Historians have hit the roof after a 400-year-old Jacobean ceiling was destroyed by builders – a day before inspectors were due to List it.

The elaborate 17th century fresco has been described as one of the best examples in the country and had adorned a building in Bristol since the 1620s.

The house, in a conservation area Small Street, is being turned into student flats after previously being a hotel and a bar.

The 17th century fresco has been described as one of the best in the country

Officials at Historic England said they received an urgent listing request last week and arranged to visit to try and protect it.

They were due to arrive on Thursday – but the ceiling was apparently torn down on Wednesday.

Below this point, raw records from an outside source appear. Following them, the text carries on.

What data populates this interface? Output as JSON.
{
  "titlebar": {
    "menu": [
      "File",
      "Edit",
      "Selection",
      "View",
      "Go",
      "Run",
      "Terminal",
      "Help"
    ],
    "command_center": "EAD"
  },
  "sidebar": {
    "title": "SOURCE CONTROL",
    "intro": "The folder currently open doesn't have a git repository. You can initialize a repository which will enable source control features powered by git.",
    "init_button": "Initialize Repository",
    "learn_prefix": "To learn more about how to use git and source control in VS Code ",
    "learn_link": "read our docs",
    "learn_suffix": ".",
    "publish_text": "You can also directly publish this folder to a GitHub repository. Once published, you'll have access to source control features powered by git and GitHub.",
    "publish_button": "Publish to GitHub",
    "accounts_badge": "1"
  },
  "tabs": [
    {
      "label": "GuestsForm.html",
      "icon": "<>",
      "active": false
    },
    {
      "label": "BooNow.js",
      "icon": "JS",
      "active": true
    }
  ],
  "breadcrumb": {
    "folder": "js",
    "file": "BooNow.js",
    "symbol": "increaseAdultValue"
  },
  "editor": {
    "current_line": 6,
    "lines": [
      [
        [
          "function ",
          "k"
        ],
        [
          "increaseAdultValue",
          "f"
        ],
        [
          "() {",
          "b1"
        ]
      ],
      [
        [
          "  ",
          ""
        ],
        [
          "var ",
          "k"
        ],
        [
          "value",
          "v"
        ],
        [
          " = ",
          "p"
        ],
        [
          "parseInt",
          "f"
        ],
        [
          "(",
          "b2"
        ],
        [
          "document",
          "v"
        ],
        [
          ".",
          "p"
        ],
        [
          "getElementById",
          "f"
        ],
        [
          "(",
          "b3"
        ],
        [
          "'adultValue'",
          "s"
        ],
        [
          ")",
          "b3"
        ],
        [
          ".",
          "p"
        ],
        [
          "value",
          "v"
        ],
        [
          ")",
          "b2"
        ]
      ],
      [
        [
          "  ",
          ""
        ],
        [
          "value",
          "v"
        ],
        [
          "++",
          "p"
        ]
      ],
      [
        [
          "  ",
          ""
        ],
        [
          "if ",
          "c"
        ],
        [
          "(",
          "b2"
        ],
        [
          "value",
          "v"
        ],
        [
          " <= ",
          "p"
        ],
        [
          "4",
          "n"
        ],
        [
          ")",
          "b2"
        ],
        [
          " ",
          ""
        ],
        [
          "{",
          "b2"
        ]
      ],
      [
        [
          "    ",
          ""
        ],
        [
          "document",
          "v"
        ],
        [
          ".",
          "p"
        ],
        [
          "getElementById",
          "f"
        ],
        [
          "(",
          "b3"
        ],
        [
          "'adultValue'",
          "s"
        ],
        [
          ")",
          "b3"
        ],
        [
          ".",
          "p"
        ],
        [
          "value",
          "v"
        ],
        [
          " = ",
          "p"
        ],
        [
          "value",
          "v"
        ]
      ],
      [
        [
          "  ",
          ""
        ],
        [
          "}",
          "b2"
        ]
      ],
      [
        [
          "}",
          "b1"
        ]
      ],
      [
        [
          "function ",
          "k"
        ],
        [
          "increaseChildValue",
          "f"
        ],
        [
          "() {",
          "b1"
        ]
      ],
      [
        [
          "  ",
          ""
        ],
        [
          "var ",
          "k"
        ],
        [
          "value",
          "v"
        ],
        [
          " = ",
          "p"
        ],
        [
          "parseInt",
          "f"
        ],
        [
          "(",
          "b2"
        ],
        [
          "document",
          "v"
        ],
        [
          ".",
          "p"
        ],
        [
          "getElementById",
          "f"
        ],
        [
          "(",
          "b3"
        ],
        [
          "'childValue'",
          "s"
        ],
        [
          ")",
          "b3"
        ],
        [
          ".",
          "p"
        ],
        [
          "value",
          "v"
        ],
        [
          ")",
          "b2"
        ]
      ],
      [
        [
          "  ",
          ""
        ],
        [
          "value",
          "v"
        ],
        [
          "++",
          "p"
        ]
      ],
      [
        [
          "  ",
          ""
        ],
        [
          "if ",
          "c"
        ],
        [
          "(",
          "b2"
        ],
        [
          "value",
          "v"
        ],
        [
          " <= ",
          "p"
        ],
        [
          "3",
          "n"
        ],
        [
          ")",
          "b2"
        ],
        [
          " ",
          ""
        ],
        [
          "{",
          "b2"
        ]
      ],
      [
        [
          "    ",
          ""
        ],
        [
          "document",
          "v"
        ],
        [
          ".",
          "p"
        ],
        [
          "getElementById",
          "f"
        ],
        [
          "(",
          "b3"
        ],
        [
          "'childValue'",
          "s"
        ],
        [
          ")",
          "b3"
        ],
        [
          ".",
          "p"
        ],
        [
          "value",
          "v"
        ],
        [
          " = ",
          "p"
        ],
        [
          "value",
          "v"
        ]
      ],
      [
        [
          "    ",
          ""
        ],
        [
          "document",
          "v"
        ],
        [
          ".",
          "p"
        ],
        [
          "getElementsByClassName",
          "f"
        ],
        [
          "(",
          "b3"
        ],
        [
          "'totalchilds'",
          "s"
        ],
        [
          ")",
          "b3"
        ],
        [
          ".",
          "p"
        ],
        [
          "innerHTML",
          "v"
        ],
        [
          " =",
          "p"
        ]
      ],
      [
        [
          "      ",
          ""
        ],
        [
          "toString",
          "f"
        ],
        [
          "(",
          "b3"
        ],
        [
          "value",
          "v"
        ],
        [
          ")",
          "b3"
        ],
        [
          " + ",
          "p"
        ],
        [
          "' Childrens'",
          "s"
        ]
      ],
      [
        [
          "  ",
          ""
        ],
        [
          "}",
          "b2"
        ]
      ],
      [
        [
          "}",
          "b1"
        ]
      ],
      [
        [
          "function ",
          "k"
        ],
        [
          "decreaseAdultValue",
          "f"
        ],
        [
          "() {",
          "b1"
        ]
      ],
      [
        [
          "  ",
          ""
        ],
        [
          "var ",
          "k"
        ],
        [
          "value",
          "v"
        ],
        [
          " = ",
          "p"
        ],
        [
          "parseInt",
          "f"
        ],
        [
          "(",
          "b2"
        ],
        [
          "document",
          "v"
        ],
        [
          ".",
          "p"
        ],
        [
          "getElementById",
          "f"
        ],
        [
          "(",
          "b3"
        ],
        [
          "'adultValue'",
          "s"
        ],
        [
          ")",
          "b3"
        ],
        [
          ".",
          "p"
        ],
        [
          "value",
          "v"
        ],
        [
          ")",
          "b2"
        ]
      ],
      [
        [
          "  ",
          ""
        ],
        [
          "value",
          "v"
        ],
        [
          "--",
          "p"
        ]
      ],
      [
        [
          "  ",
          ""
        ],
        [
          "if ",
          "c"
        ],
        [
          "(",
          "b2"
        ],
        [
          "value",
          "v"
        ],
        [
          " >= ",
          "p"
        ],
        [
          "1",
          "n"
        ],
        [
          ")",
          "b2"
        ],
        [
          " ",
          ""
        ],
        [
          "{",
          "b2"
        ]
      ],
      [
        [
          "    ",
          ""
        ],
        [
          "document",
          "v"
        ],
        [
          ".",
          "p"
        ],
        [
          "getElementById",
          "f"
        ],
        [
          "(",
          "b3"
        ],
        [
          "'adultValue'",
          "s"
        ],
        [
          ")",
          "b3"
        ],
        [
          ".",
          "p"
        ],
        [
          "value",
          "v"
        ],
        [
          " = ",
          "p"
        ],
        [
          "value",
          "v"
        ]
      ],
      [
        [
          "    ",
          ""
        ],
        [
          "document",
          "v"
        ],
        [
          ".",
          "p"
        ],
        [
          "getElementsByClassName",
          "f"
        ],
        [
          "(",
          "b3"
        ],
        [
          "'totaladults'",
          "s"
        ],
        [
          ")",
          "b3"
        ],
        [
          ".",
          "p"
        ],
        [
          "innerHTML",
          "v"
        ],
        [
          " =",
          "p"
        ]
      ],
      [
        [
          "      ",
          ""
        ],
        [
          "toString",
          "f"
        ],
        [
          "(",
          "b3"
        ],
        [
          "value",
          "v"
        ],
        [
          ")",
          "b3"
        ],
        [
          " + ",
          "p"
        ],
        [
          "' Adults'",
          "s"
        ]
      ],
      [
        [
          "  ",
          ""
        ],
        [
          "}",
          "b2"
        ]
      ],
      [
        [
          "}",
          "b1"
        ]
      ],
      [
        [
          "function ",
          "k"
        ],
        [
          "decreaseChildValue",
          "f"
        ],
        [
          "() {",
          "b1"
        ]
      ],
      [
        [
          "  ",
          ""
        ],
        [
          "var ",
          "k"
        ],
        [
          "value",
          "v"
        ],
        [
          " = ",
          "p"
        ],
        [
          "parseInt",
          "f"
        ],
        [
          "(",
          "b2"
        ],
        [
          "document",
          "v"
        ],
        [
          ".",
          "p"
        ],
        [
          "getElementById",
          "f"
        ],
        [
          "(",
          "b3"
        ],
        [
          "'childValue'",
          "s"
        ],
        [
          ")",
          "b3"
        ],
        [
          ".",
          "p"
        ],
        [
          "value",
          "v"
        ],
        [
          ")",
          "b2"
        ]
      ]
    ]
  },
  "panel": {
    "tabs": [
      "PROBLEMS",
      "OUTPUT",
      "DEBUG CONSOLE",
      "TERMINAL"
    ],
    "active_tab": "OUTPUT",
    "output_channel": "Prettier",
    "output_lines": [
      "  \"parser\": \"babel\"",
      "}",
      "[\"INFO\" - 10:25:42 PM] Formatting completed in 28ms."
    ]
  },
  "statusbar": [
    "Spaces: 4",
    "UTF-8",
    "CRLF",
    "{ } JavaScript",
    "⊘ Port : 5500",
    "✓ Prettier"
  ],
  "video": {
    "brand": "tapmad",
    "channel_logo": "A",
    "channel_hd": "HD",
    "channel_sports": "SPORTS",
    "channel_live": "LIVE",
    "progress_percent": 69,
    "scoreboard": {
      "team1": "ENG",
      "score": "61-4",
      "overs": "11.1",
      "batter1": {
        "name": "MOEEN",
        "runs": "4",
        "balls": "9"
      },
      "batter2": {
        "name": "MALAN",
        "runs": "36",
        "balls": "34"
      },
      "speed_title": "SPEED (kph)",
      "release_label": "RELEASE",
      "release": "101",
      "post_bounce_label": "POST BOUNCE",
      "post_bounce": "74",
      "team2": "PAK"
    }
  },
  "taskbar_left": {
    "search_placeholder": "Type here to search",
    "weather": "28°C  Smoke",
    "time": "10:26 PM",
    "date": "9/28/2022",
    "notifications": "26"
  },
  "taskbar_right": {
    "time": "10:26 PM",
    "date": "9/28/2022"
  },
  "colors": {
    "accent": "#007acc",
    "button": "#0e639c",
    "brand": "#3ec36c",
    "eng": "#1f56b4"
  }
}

Conversation group Save Britain’s Heritage say the ceiling was ‘deliberately removed’ the day before it could be assessed.

Pictures have emerged of the ceiling in pieces, loaded into bags and exposing the wooden beams.

Historic England has confirmed they were about to inspect it with a view to granting the building listed status.

Workmen had ripped down much of the ornate plaster ceiling instead – but have acted legally because the building is not yet listed.

Simon Birch, chair of Bristol Civic Society, said: ‘Developers have done nothing illegal here. But it’s deplorable that such a historic building has had its interior ripped out.

Pictures have emerged of the ceiling in pieces and exposing the beams

Pictures have emerged of the ceiling in pieces and exposing the beams

‘It’s very sad that the protection wasn’t in place. I find it amazing that developers do this, because you’d think it would enhance the value of the building itself.’

Mike Fox, from Save Britain’s Heritage, said it was ‘appalled at the mutilation’ and is calling for ‘interim protection’ for buildings being assessed.

He said: ‘We strongly encourage Bristol City Council and Historic England to pursue all available means to have it reconstructed and to reprimanded those responsible,’

The building has been the subject of a planning application to be converted into five student flats.

An application was received by the planning department in June but Bristol City Council have not yet decided on its future.

The building is in a Conservation area meaning changes cannot be made to the outside.

But unless it is Listed modifications can be made inside without any planning approval.

A spokesman for Historic England confirmed the building’s developers were within their rights – even if it was under assessment for listing.

She said: ‘Historic England received an urgent listing application for 15 Small Street, Bristol, last week.

‘We understand a significant amount of the elaborate Jacobean ceiling was deliberately removed and destroyed on Wednesday before we were able to see inside the building.

‘We are continuing with the listing assessment but are saddened that this important 400-year-old feature has been lost for future generations.’

The house, in a conservation area Small Street, Bristol is being turned into flats

The house, in a conservation area Small Street, Bristol is being turned into flats

A spokesman for Bristol City Council confirmed that both their listed buildings officers and Heritage England had arranged to visit the building today Thursday.

But earlier this week the owner of the building is said to have postponed that inspection until next week.

Inspections to assess whether or not a building should be listed can only take place with the consent of the owner, so there was nothing council officers could do.

‘We are disappointed to hear reports that damage has been caused to 15 Small Street,’ said a council spokesman.

‘Unfortunately under national planning legislation if the building is not listed the council has no powers to stop this kind of damage.

‘We are continuing to process the owner’s planning application alongside Historic England who are reassessing the building’s status.’

The house was mentioned in a book about Britain’s histoirc homes.

It described a ‘ribbed plaster ceiling of geometric design, with pendants, a moulded cornice and decorative frieze, of the early 17 century’.

The owner of the building has yet to respond to requests for comment. Midas Property Services who are developing the site have not yet responded.

Listed buildings are deemed to have special historic or architectural interest and are protected as a result.

Once listed status is given, owners must apply to make any changes which may affect a property’s special interest.